When I’m reading a news story online I rarely look at the column of other stories that run down the right side of the screen.
But one headline caught my eye – it contained the words “surgery,” “life support,” and “Mexico.”
I knew this story was going to have a bad ending.
And it does.
A woman – and it seems these stories are always about women – goes under the knife for cosmetic plastic surgery.
I’ll never know this woman’s reasons. But I think women undergo cosmetic surgery because they believe they’re not “good enough.”
They want a “better” nose or breasts or thighs or butt or upper arms or chin or face or eyes or ears or lips…
And then – what?
She’ll be “good enough”?
She’ll be “happy”?
I have never met a woman who was happy with how she looked. When I compliment a woman, her response usually sounds like this:
My compliment: “What a great picture of you!”
Her response: “Are you kidding? Look at my thighs.”
I don’t know how Laura Avila, a 36-year-old realtor in Dallas, TX responded to compliments, but apparently she believed she wasn’t “good enough.”
So she decided to get some parts of herself “fixed.”
In my opinion, Laura was already a very attractive woman:
Laura, before surgery
Laura and fiancé Enrique Cruz
Laura scheduled “cosmetic surgeries” including “a nose job and breast implant replacement” at a RinoCenter in Ciudad Juarez, Mexico:
Americans traveling to foreign countries for medical procedures is a common story. This process even has its own name – “medical tourism” – and according to The American Journal of Medicine, in 2017 more than 1.4 million Americans sought health care in a variety of countries around the world.
Cost is almost always a factor, and in Mexico procedures can cost anywhere between 40 and 65 percent less than in the U.S.
And Mexico wasn’t “foreign” to Laura and her family – when she was growing up, they traveled there often from El Paso to see relatives. “To us, it’s home, it’s familiar,” said Laura’s sister, Angie Avila.
And Laura’s fiancé, Enrique Cruz, had researched the RinoCenter clinic and found positive reviews online.
I have so many issues here. First, I think reading online reviews is a good idea – for restaurants and hair salons and movies.
But for surgery? Life-threatening surgery, which means any surgery that involves anesthesia?
Second, instead of looking online for clinics for Laura’s surgery, why wasn’t fiancé Enrique saying, “Sweetheart, you look great and I love you just the way you are”?
Third, why wasn’t Laura’s family saying, “Laura, you look great and we love you just the way you are”?
Fourth, when will society and advertisers and loved ones and the world stop sending women the message that “You’re not beautiful enough, thin enough, young enough, good enough?”
And when will woman stop listening that message?
Laura and Enrique traveled to Ciudad Juarez for her October 30 procedures.
But the surgery didn’t happen. According to Enrique, eight hours after the procedure started, doctors told him there was a problem. They’d taken Laura to a hospital because “the anesthesia wasn’t wearing off and they didn’t know why.”

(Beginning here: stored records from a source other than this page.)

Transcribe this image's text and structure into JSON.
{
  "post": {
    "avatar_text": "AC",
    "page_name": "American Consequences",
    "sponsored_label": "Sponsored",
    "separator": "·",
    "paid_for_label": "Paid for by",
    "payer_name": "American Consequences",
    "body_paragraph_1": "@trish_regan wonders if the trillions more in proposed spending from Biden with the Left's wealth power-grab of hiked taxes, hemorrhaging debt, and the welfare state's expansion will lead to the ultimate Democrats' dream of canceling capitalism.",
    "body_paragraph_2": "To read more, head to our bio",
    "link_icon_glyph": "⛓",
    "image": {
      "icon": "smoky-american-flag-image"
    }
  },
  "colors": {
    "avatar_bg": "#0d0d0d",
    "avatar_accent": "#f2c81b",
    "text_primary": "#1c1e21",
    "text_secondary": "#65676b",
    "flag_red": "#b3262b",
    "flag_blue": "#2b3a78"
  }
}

Doctors at the Mexican hospital where Laura was transferred told Angie that the clinic had put the anesthesia in the wrong place in Laura’s spine. Her brain swelled, her kidneys failed, and she went into cardiac arrest.
Laura is now in an El Paso hospital and, according to doctors there, Laura’s brain damage means “she is not going to be able to eat by herself, or talk, or walk or even taste food,” said Enrique. “She might be able to hear what we’re saying, maybe blink. But as far as being any kind of normal, they don’t see her doing that.”
Here’s the most recent picture of Laura:
According to a November 19 story, Laura was breathing on her own. She has no insurance, so the family has started a GoFundMe page. Mexican authorities raided the clinic and are investigating:
There’s talk of the family suing. “As long as my heart is beating, I will make sure they pay for what they did and this can’t happen to anybody else,” said Angie.
This is where Laura’s quest for “better” – better nose and breasts and who knows what other procedures – has brought her.
If only the people who love her had told her.
If only Laura could have been at peace with who she was.
Laura’s story has dropped off the news cycle. We’ve all moved on, all except for Laura and her family.
They’re left with a bad ending.
As of this morning, Laura’s profile is still on her employer’s website, where it details her background and interests:
They should take down Laura’s profile – she won’t be helping anyone find their “dream home.”
Laura died November 24.